Excerpts from an interface dataset
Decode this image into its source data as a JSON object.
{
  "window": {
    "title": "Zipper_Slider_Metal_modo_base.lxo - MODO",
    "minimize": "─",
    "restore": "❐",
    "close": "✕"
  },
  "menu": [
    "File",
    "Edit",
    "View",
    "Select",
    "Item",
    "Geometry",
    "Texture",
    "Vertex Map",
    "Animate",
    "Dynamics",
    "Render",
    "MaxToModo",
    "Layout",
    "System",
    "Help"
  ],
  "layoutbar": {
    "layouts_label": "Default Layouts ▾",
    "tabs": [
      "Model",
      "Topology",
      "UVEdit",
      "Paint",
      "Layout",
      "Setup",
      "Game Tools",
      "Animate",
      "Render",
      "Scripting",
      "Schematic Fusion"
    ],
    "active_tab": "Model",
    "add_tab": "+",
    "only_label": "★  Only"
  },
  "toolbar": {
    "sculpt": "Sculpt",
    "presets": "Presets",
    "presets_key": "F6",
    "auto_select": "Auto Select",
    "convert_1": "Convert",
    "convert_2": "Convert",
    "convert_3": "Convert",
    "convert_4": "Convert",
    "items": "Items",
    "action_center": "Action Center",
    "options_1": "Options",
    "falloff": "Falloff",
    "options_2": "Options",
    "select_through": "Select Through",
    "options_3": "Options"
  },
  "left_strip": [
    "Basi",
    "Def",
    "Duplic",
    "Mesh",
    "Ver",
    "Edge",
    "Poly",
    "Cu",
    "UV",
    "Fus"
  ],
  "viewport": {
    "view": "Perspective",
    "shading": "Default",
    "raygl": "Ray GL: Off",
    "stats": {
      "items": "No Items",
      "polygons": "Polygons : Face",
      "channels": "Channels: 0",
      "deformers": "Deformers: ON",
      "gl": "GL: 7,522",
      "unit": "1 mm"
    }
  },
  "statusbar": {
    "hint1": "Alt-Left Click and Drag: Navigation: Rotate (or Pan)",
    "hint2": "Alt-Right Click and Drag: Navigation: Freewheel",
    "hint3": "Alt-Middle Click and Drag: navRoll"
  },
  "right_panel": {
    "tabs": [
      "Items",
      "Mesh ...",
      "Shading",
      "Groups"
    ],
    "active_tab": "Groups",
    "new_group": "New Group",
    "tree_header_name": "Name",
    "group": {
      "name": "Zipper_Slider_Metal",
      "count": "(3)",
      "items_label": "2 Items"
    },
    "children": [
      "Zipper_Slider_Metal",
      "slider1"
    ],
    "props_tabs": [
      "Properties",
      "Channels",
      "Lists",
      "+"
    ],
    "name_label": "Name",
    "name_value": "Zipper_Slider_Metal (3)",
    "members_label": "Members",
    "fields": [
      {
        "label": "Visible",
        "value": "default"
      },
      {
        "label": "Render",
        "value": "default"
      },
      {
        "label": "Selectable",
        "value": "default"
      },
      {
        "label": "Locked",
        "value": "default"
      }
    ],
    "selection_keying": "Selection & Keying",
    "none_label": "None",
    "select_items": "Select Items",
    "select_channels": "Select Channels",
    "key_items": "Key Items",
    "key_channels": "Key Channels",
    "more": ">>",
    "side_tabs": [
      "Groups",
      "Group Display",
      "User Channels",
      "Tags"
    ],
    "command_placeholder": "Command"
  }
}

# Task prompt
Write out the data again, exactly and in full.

# Solution for this problem
Decode this image into its source data as a JSON object.
{
  "window": {
    "title": "Zipper_Slider_Metal_modo_base.lxo - MODO",
    "minimize": "─",
    "restore": "❐",
    "close": "✕"
  },
  "menu": [
    "File",
    "Edit",
    "View",
    "Select",
    "Item",
    "Geometry",
    "Texture",
    "Vertex Map",
    "Animate",
    "Dynamics",
    "Render",
    "MaxToModo",
    "Layout",
    "System",
    "Help"
  ],
  "layoutbar": {
    "layouts_label": "Default Layouts ▾",
    "tabs": [
      "Model",
      "Topology",
      "UVEdit",
      "Paint",
      "Layout",
      "Setup",
      "Game Tools",
      "Animate",
      "Render",
      "Scripting",
      "Schematic Fusion"
    ],
    "active_tab": "Model",
    "add_tab": "+",
    "only_label": "★  Only"
  },
  "toolbar": {
    "sculpt": "Sculpt",
    "presets": "Presets",
    "presets_key": "F6",
    "auto_select": "Auto Select",
    "convert_1": "Convert",
    "convert_2": "Convert",
    "convert_3": "Convert",
    "convert_4": "Convert",
    "items": "Items",
    "action_center": "Action Center",
    "options_1": "Options",
    "falloff": "Falloff",
    "options_2": "Options",
    "select_through": "Select Through",
    "options_3": "Options"
  },
  "left_strip": [
    "Basi",
    "Def",
    "Duplic",
    "Mesh",
    "Ver",
    "Edge",
    "Poly",
    "Cu",
    "UV",
    "Fus"
  ],
  "viewport": {
    "view": "Perspective",
    "shading": "Default",
    "raygl": "Ray GL: Off",
    "stats": {
      "items": "No Items",
      "polygons": "Polygons : Face",
      "channels": "Channels: 0",
      "deformers": "Deformers: ON",
      "gl": "GL: 7,522",
      "unit": "1 mm"
    }
  },
  "statusbar": {
    "hint1": "Alt-Left Click and Drag: Navigation: Rotate (or Pan)",
    "hint2": "Alt-Right Click and Drag: Navigation: Freewheel",
    "hint3": "Alt-Middle Click and Drag: navRoll"
  },
  "right_panel": {
    "tabs": [
      "Items",
      "Mesh ...",
      "Shading",
      "Groups"
    ],
    "active_tab": "Groups",
    "new_group": "New Group",
    "tree_header_name": "Name",
    "group": {
      "name": "Zipper_Slider_Metal",
      "count": "(3)",
      "items_label": "2 Items"
    },
    "children": [
      "Zipper_Slider_Metal",
      "slider1"
    ],
    "props_tabs": [
      "Properties",
      "Channels",
      "Lists",
      "+"
    ],
    "name_label": "Name",
    "name_value": "Zipper_Slider_Metal (3)",
    "members_label": "Members",
    "fields": [
      {
        "label": "Visible",
        "value": "default"
      },
      {
        "label": "Render",
        "value": "default"
      },
      {
        "label": "Selectable",
        "value": "default"
      },
      {
        "label": "Locked",
        "value": "default"
      }
    ],
    "selection_keying": "Selection & Keying",
    "none_label": "None",
    "select_items": "Select Items",
    "select_channels": "Select Channels",
    "key_items": "Key Items",
    "key_channels": "Key Channels",
    "more": ">>",
    "side_tabs": [
      "Groups",
      "Group Display",
      "User Channels",
      "Tags"
    ],
    "command_placeholder": "Command"
  }
}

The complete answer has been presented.